In the 4th century AD the Maya began writing exponentially larger numbers to link historical dates to periods deep in time. They used various glyphs and symbols to write these dates, symbols that include a dot for one, a bar for five, and a stylized shell for zero, within their positional base-twenty system. The first known Mayan zero dates back to AD 357, carved on a stone stela at Uaxactun, Guatemala. Why Mayan scribes wrote dates so deep in time and how they use, conceive, and visualize the zero has been the focus of Anna Blume's archeological and ethno-historical research for the past eight years.
    • Lecture. Art and Science Transdisciplinary Lecture: Anna Blume, Art Historian, Part I
    • Lecture. Art and Science Transdisciplinary Lecture: Anna Blume, Art Historian, Part II
This event is paired with a lecture by artist with Josiah McElheny, presented on November 16, 2010.

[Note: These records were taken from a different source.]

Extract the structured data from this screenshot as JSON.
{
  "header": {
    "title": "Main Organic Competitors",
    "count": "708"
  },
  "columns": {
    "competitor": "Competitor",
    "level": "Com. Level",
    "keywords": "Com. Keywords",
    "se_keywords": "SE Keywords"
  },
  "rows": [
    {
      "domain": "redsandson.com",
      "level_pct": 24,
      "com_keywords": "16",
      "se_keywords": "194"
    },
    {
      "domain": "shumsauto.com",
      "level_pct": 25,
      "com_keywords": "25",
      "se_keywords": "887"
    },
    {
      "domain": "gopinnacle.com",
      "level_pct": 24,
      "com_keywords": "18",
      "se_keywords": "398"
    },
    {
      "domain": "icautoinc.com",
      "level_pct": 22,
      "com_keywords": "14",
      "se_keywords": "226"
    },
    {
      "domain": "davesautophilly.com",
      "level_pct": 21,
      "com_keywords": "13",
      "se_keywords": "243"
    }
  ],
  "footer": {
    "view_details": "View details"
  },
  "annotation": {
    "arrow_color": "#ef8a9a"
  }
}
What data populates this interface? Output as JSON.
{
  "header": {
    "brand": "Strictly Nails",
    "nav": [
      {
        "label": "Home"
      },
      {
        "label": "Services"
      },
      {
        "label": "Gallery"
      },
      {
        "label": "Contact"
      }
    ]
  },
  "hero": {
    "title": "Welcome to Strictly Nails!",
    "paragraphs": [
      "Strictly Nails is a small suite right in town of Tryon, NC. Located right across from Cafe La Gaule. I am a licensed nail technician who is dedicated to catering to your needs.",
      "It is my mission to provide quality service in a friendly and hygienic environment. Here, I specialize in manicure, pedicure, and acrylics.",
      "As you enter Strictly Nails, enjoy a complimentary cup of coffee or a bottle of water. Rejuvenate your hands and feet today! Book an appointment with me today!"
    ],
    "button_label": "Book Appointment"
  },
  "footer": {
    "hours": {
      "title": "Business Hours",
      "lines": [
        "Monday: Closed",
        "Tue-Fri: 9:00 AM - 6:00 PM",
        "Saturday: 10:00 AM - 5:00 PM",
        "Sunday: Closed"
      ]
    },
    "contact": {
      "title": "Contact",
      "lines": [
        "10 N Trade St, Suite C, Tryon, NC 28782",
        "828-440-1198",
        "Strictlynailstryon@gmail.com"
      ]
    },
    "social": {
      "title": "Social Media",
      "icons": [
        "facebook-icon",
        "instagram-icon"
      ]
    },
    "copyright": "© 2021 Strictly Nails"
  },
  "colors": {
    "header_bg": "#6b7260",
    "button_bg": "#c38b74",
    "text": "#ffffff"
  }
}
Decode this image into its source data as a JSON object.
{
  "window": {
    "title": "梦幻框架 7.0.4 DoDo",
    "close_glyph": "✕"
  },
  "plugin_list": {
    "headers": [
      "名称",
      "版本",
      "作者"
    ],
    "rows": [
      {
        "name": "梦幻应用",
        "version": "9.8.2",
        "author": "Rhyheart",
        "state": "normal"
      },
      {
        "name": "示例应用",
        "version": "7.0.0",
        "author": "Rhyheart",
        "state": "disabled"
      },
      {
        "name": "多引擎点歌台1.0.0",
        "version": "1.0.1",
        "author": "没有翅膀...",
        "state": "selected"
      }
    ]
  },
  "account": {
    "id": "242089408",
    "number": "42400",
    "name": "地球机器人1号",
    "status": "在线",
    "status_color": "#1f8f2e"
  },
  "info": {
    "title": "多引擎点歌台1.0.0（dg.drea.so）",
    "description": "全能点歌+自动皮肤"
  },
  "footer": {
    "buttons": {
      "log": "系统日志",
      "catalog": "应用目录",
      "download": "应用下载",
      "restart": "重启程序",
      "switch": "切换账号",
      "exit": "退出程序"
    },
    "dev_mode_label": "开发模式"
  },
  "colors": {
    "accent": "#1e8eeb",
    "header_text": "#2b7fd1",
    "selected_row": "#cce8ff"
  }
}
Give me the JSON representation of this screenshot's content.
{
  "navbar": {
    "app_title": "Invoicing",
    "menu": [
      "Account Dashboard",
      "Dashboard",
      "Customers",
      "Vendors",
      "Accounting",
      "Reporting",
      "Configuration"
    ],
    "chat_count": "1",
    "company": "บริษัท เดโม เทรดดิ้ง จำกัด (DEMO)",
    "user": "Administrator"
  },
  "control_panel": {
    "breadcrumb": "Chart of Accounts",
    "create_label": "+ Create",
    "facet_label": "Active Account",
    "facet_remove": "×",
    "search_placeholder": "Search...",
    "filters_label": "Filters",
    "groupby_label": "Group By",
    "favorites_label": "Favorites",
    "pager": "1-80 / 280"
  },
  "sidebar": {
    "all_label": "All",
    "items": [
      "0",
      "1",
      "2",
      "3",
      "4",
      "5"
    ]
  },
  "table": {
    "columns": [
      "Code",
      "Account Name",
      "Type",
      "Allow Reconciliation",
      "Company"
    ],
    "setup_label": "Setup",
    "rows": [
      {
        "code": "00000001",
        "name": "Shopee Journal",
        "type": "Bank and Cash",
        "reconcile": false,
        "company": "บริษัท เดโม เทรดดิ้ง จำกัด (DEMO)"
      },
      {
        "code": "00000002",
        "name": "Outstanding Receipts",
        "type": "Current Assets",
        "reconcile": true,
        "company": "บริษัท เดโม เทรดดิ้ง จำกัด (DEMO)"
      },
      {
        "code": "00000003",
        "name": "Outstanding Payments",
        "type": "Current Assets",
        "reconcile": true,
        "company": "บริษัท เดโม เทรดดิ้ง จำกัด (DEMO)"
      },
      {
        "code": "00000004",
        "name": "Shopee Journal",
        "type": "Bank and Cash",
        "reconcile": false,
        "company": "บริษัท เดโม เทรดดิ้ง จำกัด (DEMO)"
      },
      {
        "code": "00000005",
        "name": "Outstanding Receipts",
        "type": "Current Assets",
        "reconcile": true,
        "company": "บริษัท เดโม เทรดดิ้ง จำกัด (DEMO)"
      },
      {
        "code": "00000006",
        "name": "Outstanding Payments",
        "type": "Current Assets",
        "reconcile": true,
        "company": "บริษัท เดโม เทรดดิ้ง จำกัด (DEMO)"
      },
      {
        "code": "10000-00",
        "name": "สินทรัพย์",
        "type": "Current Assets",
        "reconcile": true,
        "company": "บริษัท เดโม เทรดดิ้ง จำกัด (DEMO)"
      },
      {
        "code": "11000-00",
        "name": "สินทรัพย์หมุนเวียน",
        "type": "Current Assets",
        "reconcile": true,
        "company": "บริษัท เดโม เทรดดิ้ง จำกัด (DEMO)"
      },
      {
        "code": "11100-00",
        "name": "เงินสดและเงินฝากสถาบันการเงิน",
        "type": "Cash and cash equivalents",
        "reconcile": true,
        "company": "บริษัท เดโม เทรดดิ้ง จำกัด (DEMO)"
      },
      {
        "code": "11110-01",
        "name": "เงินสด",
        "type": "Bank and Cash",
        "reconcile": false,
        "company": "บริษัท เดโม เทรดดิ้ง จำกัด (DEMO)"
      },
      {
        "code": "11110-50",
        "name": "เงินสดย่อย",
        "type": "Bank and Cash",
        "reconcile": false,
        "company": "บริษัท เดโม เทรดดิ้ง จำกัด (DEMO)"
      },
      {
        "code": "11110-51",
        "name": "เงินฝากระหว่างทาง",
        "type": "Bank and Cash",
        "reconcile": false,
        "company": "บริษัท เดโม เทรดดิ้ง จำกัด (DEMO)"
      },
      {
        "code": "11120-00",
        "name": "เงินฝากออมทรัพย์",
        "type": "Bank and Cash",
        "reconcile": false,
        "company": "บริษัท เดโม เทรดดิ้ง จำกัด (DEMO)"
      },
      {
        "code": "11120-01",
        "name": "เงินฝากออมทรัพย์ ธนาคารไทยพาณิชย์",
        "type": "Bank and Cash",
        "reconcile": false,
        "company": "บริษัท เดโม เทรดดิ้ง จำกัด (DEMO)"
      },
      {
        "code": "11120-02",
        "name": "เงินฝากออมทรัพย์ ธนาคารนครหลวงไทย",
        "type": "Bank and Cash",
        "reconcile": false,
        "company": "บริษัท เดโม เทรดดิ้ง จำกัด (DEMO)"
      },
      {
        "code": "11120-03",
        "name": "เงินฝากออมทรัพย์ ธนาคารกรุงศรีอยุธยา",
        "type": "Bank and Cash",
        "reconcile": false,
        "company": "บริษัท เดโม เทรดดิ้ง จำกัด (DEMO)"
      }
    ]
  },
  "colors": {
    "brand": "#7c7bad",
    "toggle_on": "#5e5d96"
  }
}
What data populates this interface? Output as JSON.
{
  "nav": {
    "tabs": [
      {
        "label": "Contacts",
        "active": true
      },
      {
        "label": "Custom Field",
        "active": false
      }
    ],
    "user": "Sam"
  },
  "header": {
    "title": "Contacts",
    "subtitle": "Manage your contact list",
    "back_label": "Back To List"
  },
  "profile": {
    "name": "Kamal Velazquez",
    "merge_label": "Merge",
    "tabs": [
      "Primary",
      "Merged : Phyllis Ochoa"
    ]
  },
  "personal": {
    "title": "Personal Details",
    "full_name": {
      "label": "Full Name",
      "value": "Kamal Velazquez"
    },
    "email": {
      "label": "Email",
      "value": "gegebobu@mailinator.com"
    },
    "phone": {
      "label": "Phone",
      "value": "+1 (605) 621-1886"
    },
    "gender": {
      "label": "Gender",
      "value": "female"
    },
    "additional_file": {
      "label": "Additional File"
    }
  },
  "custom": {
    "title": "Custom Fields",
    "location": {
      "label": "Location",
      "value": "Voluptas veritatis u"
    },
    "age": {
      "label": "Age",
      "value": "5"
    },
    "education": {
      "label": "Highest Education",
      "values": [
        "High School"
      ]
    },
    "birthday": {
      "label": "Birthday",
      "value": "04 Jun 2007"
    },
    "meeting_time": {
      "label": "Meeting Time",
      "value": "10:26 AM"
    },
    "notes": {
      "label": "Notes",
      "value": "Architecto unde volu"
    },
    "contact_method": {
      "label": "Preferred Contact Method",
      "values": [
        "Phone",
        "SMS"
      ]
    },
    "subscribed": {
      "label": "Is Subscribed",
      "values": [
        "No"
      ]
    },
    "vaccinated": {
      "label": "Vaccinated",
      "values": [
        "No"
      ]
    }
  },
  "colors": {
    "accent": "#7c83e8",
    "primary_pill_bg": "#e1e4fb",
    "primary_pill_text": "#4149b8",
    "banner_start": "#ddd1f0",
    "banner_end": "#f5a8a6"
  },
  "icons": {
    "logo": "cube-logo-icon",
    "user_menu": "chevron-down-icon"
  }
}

Anna Blume has been teaching and writing about art as a particular mediation between what can be seen and what remains un-seeable. From this perspective, art, in its very making and existence, has within it a metaphysical component and a potentiality to exceed its own materiality towards expression both unleashed and unbound. Her field of research ranges from 6th-century sandstone rock cut temples in central Western India to 9th-century numerical Maya notations carved into limestone stelae. Blume received her PhD in the History of Art from Yale University in 1997. She has taught at various art colleges in New York including Cooper Union, Parsons School of Design, School of Visual Arts, and is currently Associate Professor of the History of Art at the State University of New York (FIT). Supported by the Ford Foundation, State University of New York, and the American Philosophical Society, her research on Maya concepts of zero is forthcoming in the Proceedings of the American Philosophical Society.